Obviously, option one&emdash;raising our "haves" to the level of our "wants"&emdash;is a vicious cycle, a monster with an unlimited appetite, an impossible chasm to feed on a family budget. This voracious monster is leading families by the thousands into bankruptcy every day.
Enter option two. Lower the level of our "wants" to the level of our "haves." In other words, learn to be satisfied, grateful with what we already have. And if God opens future opportunities to buy a new car, a new couch, a new dishwasher, a new set of furniture for Maggie, then He will do so by providing the extra cash.
You see, when you feed the monster called "wants" that monster grows. It gets bigger, raises its head taller, opens its mouth wider, and requires more of you. But when you lower your "wants" to the level of what you have already got, then you achieve the same goal, without feeding the monster. You balance your "wants" with your "haves" the Godly way. In the Bible we learn "And having food and raiment let us be therewith content" (1Tim. 6:8). Now food and raiment are all God has promised anyway. He never promised a shiny new car, or even an old klunker. There are other options for transportation&emdash;the bus, a bicycle, car pooling, walking, etc. He never promised a stylish new sofa, or even an old adequate one. We could sit on a chair, or even stand up. He never promised a particular color for our dishwasher, or even an automatic dishwasher of any kind. After all, he did give us hands for washing dishes! And certainly he does not keep up with "stripes" versus "florals" when it comes to our living room drapes! Now if He sends extra cash, in answer to prayer, there is nothing wrong with getting new drapes, or other things.

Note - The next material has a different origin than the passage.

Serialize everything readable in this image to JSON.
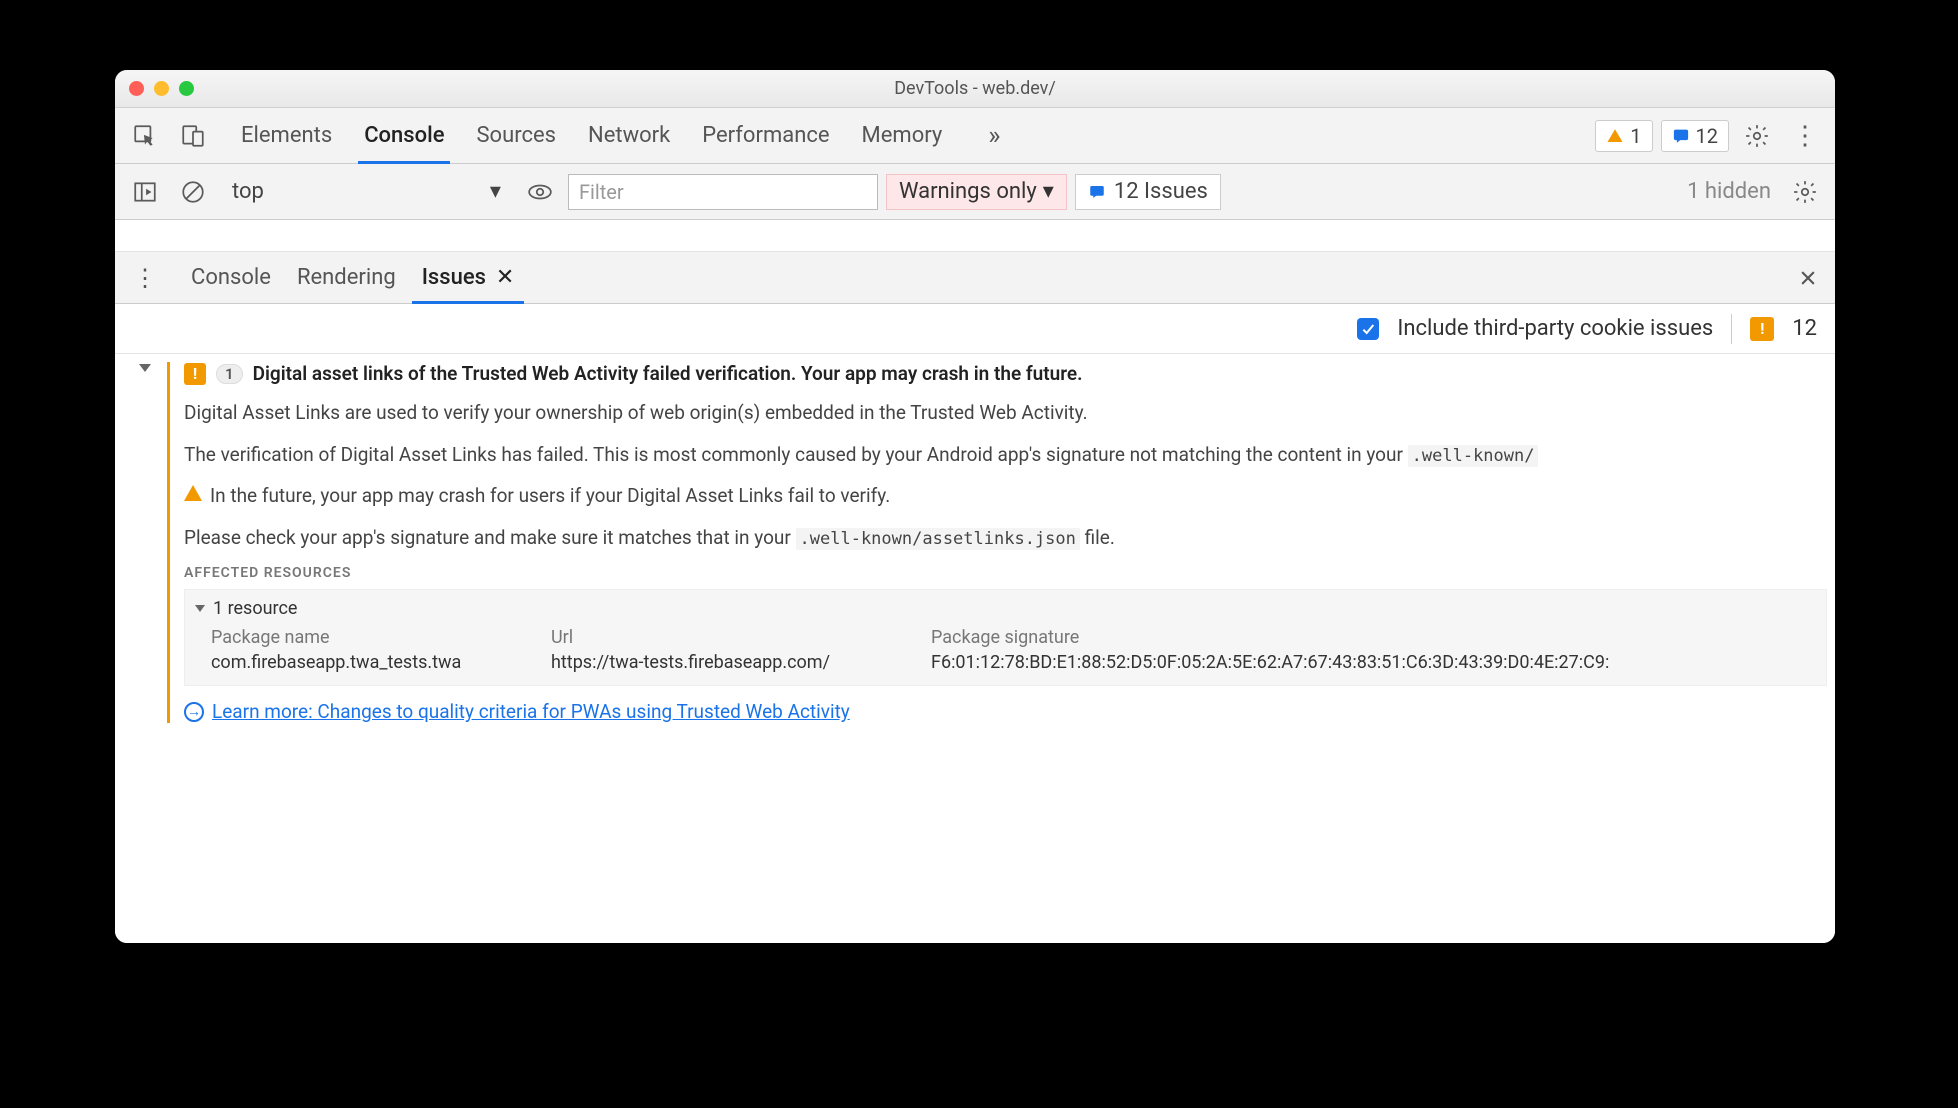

Even regarding the barest necessities of life, He tells us through the apostle Paul: "I know both how to be abased, and I know how to abound: every where and in all things I am instructed both to be full and to be hungry, both to abound and to suffer need" (Phil. 4:12). Paul could suffer need and still be happy. Can we suffer wants and be happy?
Paul was not focused on keeping up with the Joneses. He was a man with a mission and that mission was not to feed the "wants" monster of his life. Paul was grateful and happy with what he already had and so can we be happy with what we have if we set our minds to it. It is a daily choice of the will carried out through our words and actions.
Will you correct your "wants," bringing them down to the level of what you already have? Will you find true happiness by exercising voluntary self restraint? If not, then expect to find true happiness through chastisement: "Behold, happy is the man whom God correcteth: therefore despise not thou the chastening of the Almighty" (Job 5:17). God wants you to be happy so much, he is willing to chasten you if necessary. He wants to bring your "wants" down to the level of your "haves." Happiness is wanting what we have, no more, and therefore already having what we want, within the limits of God's word.
"Hast thou faith? have it to thyself before God. Happy is he that condemneth not himself in that thing which he alloweth" (Rom. 14:22). Does your life require more than you can pay for? More than what is lawful? Do you condemn yourself in what you allow by trying to keep up with the Joneses? There is great wisdom in exercising self restraint in what we allow. Putting off into the future what we cannot presently afford and don't really need today is wise and brings much happiness, much contentment.
Are you happy? Then you have your "wants" under control, balanced down to the level of what you already have. Now that is true happiness, praise God!